Excerpts from an interface dataset:

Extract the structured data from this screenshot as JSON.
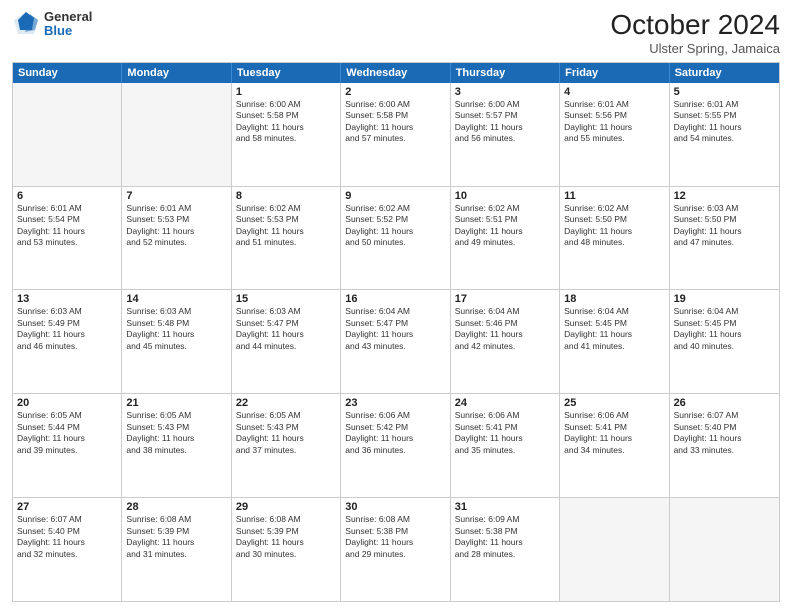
{
  "header": {
    "logo": {
      "general": "General",
      "blue": "Blue"
    },
    "title": "October 2024",
    "location": "Ulster Spring, Jamaica"
  },
  "calendar": {
    "days_of_week": [
      "Sunday",
      "Monday",
      "Tuesday",
      "Wednesday",
      "Thursday",
      "Friday",
      "Saturday"
    ],
    "weeks": [
      [
        {
          "day": "",
          "empty": true
        },
        {
          "day": "",
          "empty": true
        },
        {
          "day": "1",
          "lines": [
            "Sunrise: 6:00 AM",
            "Sunset: 5:58 PM",
            "Daylight: 11 hours",
            "and 58 minutes."
          ]
        },
        {
          "day": "2",
          "lines": [
            "Sunrise: 6:00 AM",
            "Sunset: 5:58 PM",
            "Daylight: 11 hours",
            "and 57 minutes."
          ]
        },
        {
          "day": "3",
          "lines": [
            "Sunrise: 6:00 AM",
            "Sunset: 5:57 PM",
            "Daylight: 11 hours",
            "and 56 minutes."
          ]
        },
        {
          "day": "4",
          "lines": [
            "Sunrise: 6:01 AM",
            "Sunset: 5:56 PM",
            "Daylight: 11 hours",
            "and 55 minutes."
          ]
        },
        {
          "day": "5",
          "lines": [
            "Sunrise: 6:01 AM",
            "Sunset: 5:55 PM",
            "Daylight: 11 hours",
            "and 54 minutes."
          ]
        }
      ],
      [
        {
          "day": "6",
          "lines": [
            "Sunrise: 6:01 AM",
            "Sunset: 5:54 PM",
            "Daylight: 11 hours",
            "and 53 minutes."
          ]
        },
        {
          "day": "7",
          "lines": [
            "Sunrise: 6:01 AM",
            "Sunset: 5:53 PM",
            "Daylight: 11 hours",
            "and 52 minutes."
          ]
        },
        {
          "day": "8",
          "lines": [
            "Sunrise: 6:02 AM",
            "Sunset: 5:53 PM",
            "Daylight: 11 hours",
            "and 51 minutes."
          ]
        },
        {
          "day": "9",
          "lines": [
            "Sunrise: 6:02 AM",
            "Sunset: 5:52 PM",
            "Daylight: 11 hours",
            "and 50 minutes."
          ]
        },
        {
          "day": "10",
          "lines": [
            "Sunrise: 6:02 AM",
            "Sunset: 5:51 PM",
            "Daylight: 11 hours",
            "and 49 minutes."
          ]
        },
        {
          "day": "11",
          "lines": [
            "Sunrise: 6:02 AM",
            "Sunset: 5:50 PM",
            "Daylight: 11 hours",
            "and 48 minutes."
          ]
        },
        {
          "day": "12",
          "lines": [
            "Sunrise: 6:03 AM",
            "Sunset: 5:50 PM",
            "Daylight: 11 hours",
            "and 47 minutes."
          ]
        }
      ],
      [
        {
          "day": "13",
          "lines": [
            "Sunrise: 6:03 AM",
            "Sunset: 5:49 PM",
            "Daylight: 11 hours",
            "and 46 minutes."
          ]
        },
        {
          "day": "14",
          "lines": [
            "Sunrise: 6:03 AM",
            "Sunset: 5:48 PM",
            "Daylight: 11 hours",
            "and 45 minutes."
          ]
        },
        {
          "day": "15",
          "lines": [
            "Sunrise: 6:03 AM",
            "Sunset: 5:47 PM",
            "Daylight: 11 hours",
            "and 44 minutes."
          ]
        },
        {
          "day": "16",
          "lines": [
            "Sunrise: 6:04 AM",
            "Sunset: 5:47 PM",
            "Daylight: 11 hours",
            "and 43 minutes."
          ]
        },
        {
          "day": "17",
          "lines": [
            "Sunrise: 6:04 AM",
            "Sunset: 5:46 PM",
            "Daylight: 11 hours",
            "and 42 minutes."
          ]
        },
        {
          "day": "18",
          "lines": [
            "Sunrise: 6:04 AM",
            "Sunset: 5:45 PM",
            "Daylight: 11 hours",
            "and 41 minutes."
          ]
        },
        {
          "day": "19",
          "lines": [
            "Sunrise: 6:04 AM",
            "Sunset: 5:45 PM",
            "Daylight: 11 hours",
            "and 40 minutes."
          ]
        }
      ],
      [
        {
          "day": "20",
          "lines": [
            "Sunrise: 6:05 AM",
            "Sunset: 5:44 PM",
            "Daylight: 11 hours",
            "and 39 minutes."
          ]
        },
        {
          "day": "21",
          "lines": [
            "Sunrise: 6:05 AM",
            "Sunset: 5:43 PM",
            "Daylight: 11 hours",
            "and 38 minutes."
          ]
        },
        {
          "day": "22",
          "lines": [
            "Sunrise: 6:05 AM",
            "Sunset: 5:43 PM",
            "Daylight: 11 hours",
            "and 37 minutes."
          ]
        },
        {
          "day": "23",
          "lines": [
            "Sunrise: 6:06 AM",
            "Sunset: 5:42 PM",
            "Daylight: 11 hours",
            "and 36 minutes."
          ]
        },
        {
          "day": "24",
          "lines": [
            "Sunrise: 6:06 AM",
            "Sunset: 5:41 PM",
            "Daylight: 11 hours",
            "and 35 minutes."
          ]
        },
        {
          "day": "25",
          "lines": [
            "Sunrise: 6:06 AM",
            "Sunset: 5:41 PM",
            "Daylight: 11 hours",
            "and 34 minutes."
          ]
        },
        {
          "day": "26",
          "lines": [
            "Sunrise: 6:07 AM",
            "Sunset: 5:40 PM",
            "Daylight: 11 hours",
            "and 33 minutes."
          ]
        }
      ],
      [
        {
          "day": "27",
          "lines": [
            "Sunrise: 6:07 AM",
            "Sunset: 5:40 PM",
            "Daylight: 11 hours",
            "and 32 minutes."
          ]
        },
        {
          "day": "28",
          "lines": [
            "Sunrise: 6:08 AM",
            "Sunset: 5:39 PM",
            "Daylight: 11 hours",
            "and 31 minutes."
          ]
        },
        {
          "day": "29",
          "lines": [
            "Sunrise: 6:08 AM",
            "Sunset: 5:39 PM",
            "Daylight: 11 hours",
            "and 30 minutes."
          ]
        },
        {
          "day": "30",
          "lines": [
            "Sunrise: 6:08 AM",
            "Sunset: 5:38 PM",
            "Daylight: 11 hours",
            "and 29 minutes."
          ]
        },
        {
          "day": "31",
          "lines": [
            "Sunrise: 6:09 AM",
            "Sunset: 5:38 PM",
            "Daylight: 11 hours",
            "and 28 minutes."
          ]
        },
        {
          "day": "",
          "empty": true
        },
        {
          "day": "",
          "empty": true
        }
      ]
    ]
  }
}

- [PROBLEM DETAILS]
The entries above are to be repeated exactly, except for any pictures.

- [REPLY]
Extract the structured data from this screenshot as JSON.
{
  "header": {
    "logo": {
      "general": "General",
      "blue": "Blue"
    },
    "title": "October 2024",
    "location": "Ulster Spring, Jamaica"
  },
  "calendar": {
    "days_of_week": [
      "Sunday",
      "Monday",
      "Tuesday",
      "Wednesday",
      "Thursday",
      "Friday",
      "Saturday"
    ],
    "weeks": [
      [
        {
          "day": "",
          "empty": true
        },
        {
          "day": "",
          "empty": true
        },
        {
          "day": "1",
          "lines": [
            "Sunrise: 6:00 AM",
            "Sunset: 5:58 PM",
            "Daylight: 11 hours",
            "and 58 minutes."
          ]
        },
        {
          "day": "2",
          "lines": [
            "Sunrise: 6:00 AM",
            "Sunset: 5:58 PM",
            "Daylight: 11 hours",
            "and 57 minutes."
          ]
        },
        {
          "day": "3",
          "lines": [
            "Sunrise: 6:00 AM",
            "Sunset: 5:57 PM",
            "Daylight: 11 hours",
            "and 56 minutes."
          ]
        },
        {
          "day": "4",
          "lines": [
            "Sunrise: 6:01 AM",
            "Sunset: 5:56 PM",
            "Daylight: 11 hours",
            "and 55 minutes."
          ]
        },
        {
          "day": "5",
          "lines": [
            "Sunrise: 6:01 AM",
            "Sunset: 5:55 PM",
            "Daylight: 11 hours",
            "and 54 minutes."
          ]
        }
      ],
      [
        {
          "day": "6",
          "lines": [
            "Sunrise: 6:01 AM",
            "Sunset: 5:54 PM",
            "Daylight: 11 hours",
            "and 53 minutes."
          ]
        },
        {
          "day": "7",
          "lines": [
            "Sunrise: 6:01 AM",
            "Sunset: 5:53 PM",
            "Daylight: 11 hours",
            "and 52 minutes."
          ]
        },
        {
          "day": "8",
          "lines": [
            "Sunrise: 6:02 AM",
            "Sunset: 5:53 PM",
            "Daylight: 11 hours",
            "and 51 minutes."
          ]
        },
        {
          "day": "9",
          "lines": [
            "Sunrise: 6:02 AM",
            "Sunset: 5:52 PM",
            "Daylight: 11 hours",
            "and 50 minutes."
          ]
        },
        {
          "day": "10",
          "lines": [
            "Sunrise: 6:02 AM",
            "Sunset: 5:51 PM",
            "Daylight: 11 hours",
            "and 49 minutes."
          ]
        },
        {
          "day": "11",
          "lines": [
            "Sunrise: 6:02 AM",
            "Sunset: 5:50 PM",
            "Daylight: 11 hours",
            "and 48 minutes."
          ]
        },
        {
          "day": "12",
          "lines": [
            "Sunrise: 6:03 AM",
            "Sunset: 5:50 PM",
            "Daylight: 11 hours",
            "and 47 minutes."
          ]
        }
      ],
      [
        {
          "day": "13",
          "lines": [
            "Sunrise: 6:03 AM",
            "Sunset: 5:49 PM",
            "Daylight: 11 hours",
            "and 46 minutes."
          ]
        },
        {
          "day": "14",
          "lines": [
            "Sunrise: 6:03 AM",
            "Sunset: 5:48 PM",
            "Daylight: 11 hours",
            "and 45 minutes."
          ]
        },
        {
          "day": "15",
          "lines": [
            "Sunrise: 6:03 AM",
            "Sunset: 5:47 PM",
            "Daylight: 11 hours",
            "and 44 minutes."
          ]
        },
        {
          "day": "16",
          "lines": [
            "Sunrise: 6:04 AM",
            "Sunset: 5:47 PM",
            "Daylight: 11 hours",
            "and 43 minutes."
          ]
        },
        {
          "day": "17",
          "lines": [
            "Sunrise: 6:04 AM",
            "Sunset: 5:46 PM",
            "Daylight: 11 hours",
            "and 42 minutes."
          ]
        },
        {
          "day": "18",
          "lines": [
            "Sunrise: 6:04 AM",
            "Sunset: 5:45 PM",
            "Daylight: 11 hours",
            "and 41 minutes."
          ]
        },
        {
          "day": "19",
          "lines": [
            "Sunrise: 6:04 AM",
            "Sunset: 5:45 PM",
            "Daylight: 11 hours",
            "and 40 minutes."
          ]
        }
      ],
      [
        {
          "day": "20",
          "lines": [
            "Sunrise: 6:05 AM",
            "Sunset: 5:44 PM",
            "Daylight: 11 hours",
            "and 39 minutes."
          ]
        },
        {
          "day": "21",
          "lines": [
            "Sunrise: 6:05 AM",
            "Sunset: 5:43 PM",
            "Daylight: 11 hours",
            "and 38 minutes."
          ]
        },
        {
          "day": "22",
          "lines": [
            "Sunrise: 6:05 AM",
            "Sunset: 5:43 PM",
            "Daylight: 11 hours",
            "and 37 minutes."
          ]
        },
        {
          "day": "23",
          "lines": [
            "Sunrise: 6:06 AM",
            "Sunset: 5:42 PM",
            "Daylight: 11 hours",
            "and 36 minutes."
          ]
        },
        {
          "day": "24",
          "lines": [
            "Sunrise: 6:06 AM",
            "Sunset: 5:41 PM",
            "Daylight: 11 hours",
            "and 35 minutes."
          ]
        },
        {
          "day": "25",
          "lines": [
            "Sunrise: 6:06 AM",
            "Sunset: 5:41 PM",
            "Daylight: 11 hours",
            "and 34 minutes."
          ]
        },
        {
          "day": "26",
          "lines": [
            "Sunrise: 6:07 AM",
            "Sunset: 5:40 PM",
            "Daylight: 11 hours",
            "and 33 minutes."
          ]
        }
      ],
      [
        {
          "day": "27",
          "lines": [
            "Sunrise: 6:07 AM",
            "Sunset: 5:40 PM",
            "Daylight: 11 hours",
            "and 32 minutes."
          ]
        },
        {
          "day": "28",
          "lines": [
            "Sunrise: 6:08 AM",
            "Sunset: 5:39 PM",
            "Daylight: 11 hours",
            "and 31 minutes."
          ]
        },
        {
          "day": "29",
          "lines": [
            "Sunrise: 6:08 AM",
            "Sunset: 5:39 PM",
            "Daylight: 11 hours",
            "and 30 minutes."
          ]
        },
        {
          "day": "30",
          "lines": [
            "Sunrise: 6:08 AM",
            "Sunset: 5:38 PM",
            "Daylight: 11 hours",
            "and 29 minutes."
          ]
        },
        {
          "day": "31",
          "lines": [
            "Sunrise: 6:09 AM",
            "Sunset: 5:38 PM",
            "Daylight: 11 hours",
            "and 28 minutes."
          ]
        },
        {
          "day": "",
          "empty": true
        },
        {
          "day": "",
          "empty": true
        }
      ]
    ]
  }
}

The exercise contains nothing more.